══ DATASET CONTENT ══

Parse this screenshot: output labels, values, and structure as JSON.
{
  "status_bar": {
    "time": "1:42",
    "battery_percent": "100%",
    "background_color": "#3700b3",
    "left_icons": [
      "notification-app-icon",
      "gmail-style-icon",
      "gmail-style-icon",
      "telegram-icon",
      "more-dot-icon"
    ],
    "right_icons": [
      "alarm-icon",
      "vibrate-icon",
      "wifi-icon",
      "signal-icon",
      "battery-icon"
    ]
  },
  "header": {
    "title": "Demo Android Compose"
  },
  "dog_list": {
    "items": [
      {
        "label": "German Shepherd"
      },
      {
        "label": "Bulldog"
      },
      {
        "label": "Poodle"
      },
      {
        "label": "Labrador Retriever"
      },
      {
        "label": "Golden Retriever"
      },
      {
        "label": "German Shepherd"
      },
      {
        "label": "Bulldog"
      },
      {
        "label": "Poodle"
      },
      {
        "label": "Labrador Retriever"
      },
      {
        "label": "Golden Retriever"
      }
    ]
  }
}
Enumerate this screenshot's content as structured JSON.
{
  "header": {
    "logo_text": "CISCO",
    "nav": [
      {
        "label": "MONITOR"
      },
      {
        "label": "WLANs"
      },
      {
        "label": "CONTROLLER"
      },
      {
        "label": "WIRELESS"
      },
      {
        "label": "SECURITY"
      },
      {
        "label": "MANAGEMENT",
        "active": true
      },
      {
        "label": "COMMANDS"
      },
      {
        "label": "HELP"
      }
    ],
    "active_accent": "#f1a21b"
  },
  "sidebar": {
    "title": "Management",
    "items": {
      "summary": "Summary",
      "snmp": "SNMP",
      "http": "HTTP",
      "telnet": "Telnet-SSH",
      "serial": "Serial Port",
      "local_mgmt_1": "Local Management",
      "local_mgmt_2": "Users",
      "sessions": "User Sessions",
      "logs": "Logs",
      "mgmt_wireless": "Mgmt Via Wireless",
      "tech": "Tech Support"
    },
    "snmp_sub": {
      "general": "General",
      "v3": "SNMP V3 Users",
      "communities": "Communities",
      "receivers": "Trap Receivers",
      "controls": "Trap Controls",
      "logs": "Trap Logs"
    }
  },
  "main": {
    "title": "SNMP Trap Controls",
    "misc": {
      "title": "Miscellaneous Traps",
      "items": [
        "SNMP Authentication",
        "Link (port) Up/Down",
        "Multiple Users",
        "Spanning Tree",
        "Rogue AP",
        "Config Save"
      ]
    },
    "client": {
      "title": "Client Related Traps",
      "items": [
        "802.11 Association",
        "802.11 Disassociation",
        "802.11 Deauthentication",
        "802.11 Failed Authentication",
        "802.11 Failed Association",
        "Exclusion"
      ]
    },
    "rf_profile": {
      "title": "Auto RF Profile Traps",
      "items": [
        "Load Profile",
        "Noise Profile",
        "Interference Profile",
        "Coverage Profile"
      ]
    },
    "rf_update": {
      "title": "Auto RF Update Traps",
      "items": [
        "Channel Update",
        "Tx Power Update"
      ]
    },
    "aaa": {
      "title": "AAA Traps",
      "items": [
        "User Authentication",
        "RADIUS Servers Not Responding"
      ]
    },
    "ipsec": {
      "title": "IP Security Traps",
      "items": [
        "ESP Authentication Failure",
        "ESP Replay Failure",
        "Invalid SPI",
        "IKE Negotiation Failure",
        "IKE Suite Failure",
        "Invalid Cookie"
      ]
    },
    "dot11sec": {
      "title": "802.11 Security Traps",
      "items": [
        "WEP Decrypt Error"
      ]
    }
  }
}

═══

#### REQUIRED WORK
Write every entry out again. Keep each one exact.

#### COMPLETED EXERCISE
Parse this screenshot: output labels, values, and structure as JSON.
{
  "status_bar": {
    "time": "1:42",
    "battery_percent": "100%",
    "background_color": "#3700b3",
    "left_icons": [
      "notification-app-icon",
      "gmail-style-icon",
      "gmail-style-icon",
      "telegram-icon",
      "more-dot-icon"
    ],
    "right_icons": [
      "alarm-icon",
      "vibrate-icon",
      "wifi-icon",
      "signal-icon",
      "battery-icon"
    ]
  },
  "header": {
    "title": "Demo Android Compose"
  },
  "dog_list": {
    "items": [
      {
        "label": "German Shepherd"
      },
      {
        "label": "Bulldog"
      },
      {
        "label": "Poodle"
      },
      {
        "label": "Labrador Retriever"
      },
      {
        "label": "Golden Retriever"
      },
      {
        "label": "German Shepherd"
      },
      {
        "label": "Bulldog"
      },
      {
        "label": "Poodle"
      },
      {
        "label": "Labrador Retriever"
      },
      {
        "label": "Golden Retriever"
      }
    ]
  }
}
Enumerate this screenshot's content as structured JSON.
{
  "header": {
    "logo_text": "CISCO",
    "nav": [
      {
        "label": "MONITOR"
      },
      {
        "label": "WLANs"
      },
      {
        "label": "CONTROLLER"
      },
      {
        "label": "WIRELESS"
      },
      {
        "label": "SECURITY"
      },
      {
        "label": "MANAGEMENT",
        "active": true
      },
      {
        "label": "COMMANDS"
      },
      {
        "label": "HELP"
      }
    ],
    "active_accent": "#f1a21b"
  },
  "sidebar": {
    "title": "Management",
    "items": {
      "summary": "Summary",
      "snmp": "SNMP",
      "http": "HTTP",
      "telnet": "Telnet-SSH",
      "serial": "Serial Port",
      "local_mgmt_1": "Local Management",
      "local_mgmt_2": "Users",
      "sessions": "User Sessions",
      "logs": "Logs",
      "mgmt_wireless": "Mgmt Via Wireless",
      "tech": "Tech Support"
    },
    "snmp_sub": {
      "general": "General",
      "v3": "SNMP V3 Users",
      "communities": "Communities",
      "receivers": "Trap Receivers",
      "controls": "Trap Controls",
      "logs": "Trap Logs"
    }
  },
  "main": {
    "title": "SNMP Trap Controls",
    "misc": {
      "title": "Miscellaneous Traps",
      "items": [
        "SNMP Authentication",
        "Link (port) Up/Down",
        "Multiple Users",
        "Spanning Tree",
        "Rogue AP",
        "Config Save"
      ]
    },
    "client": {
      "title": "Client Related Traps",
      "items": [
        "802.11 Association",
        "802.11 Disassociation",
        "802.11 Deauthentication",
        "802.11 Failed Authentication",
        "802.11 Failed Association",
        "Exclusion"
      ]
    },
    "rf_profile": {
      "title": "Auto RF Profile Traps",
      "items": [
        "Load Profile",
        "Noise Profile",
        "Interference Profile",
        "Coverage Profile"
      ]
    },
    "rf_update": {
      "title": "Auto RF Update Traps",
      "items": [
        "Channel Update",
        "Tx Power Update"
      ]
    },
    "aaa": {
      "title": "AAA Traps",
      "items": [
        "User Authentication",
        "RADIUS Servers Not Responding"
      ]
    },
    "ipsec": {
      "title": "IP Security Traps",
      "items": [
        "ESP Authentication Failure",
        "ESP Replay Failure",
        "Invalid SPI",
        "IKE Negotiation Failure",
        "IKE Suite Failure",
        "Invalid Cookie"
      ]
    },
    "dot11sec": {
      "title": "802.11 Security Traps",
      "items": [
        "WEP Decrypt Error"
      ]
    }
  }
}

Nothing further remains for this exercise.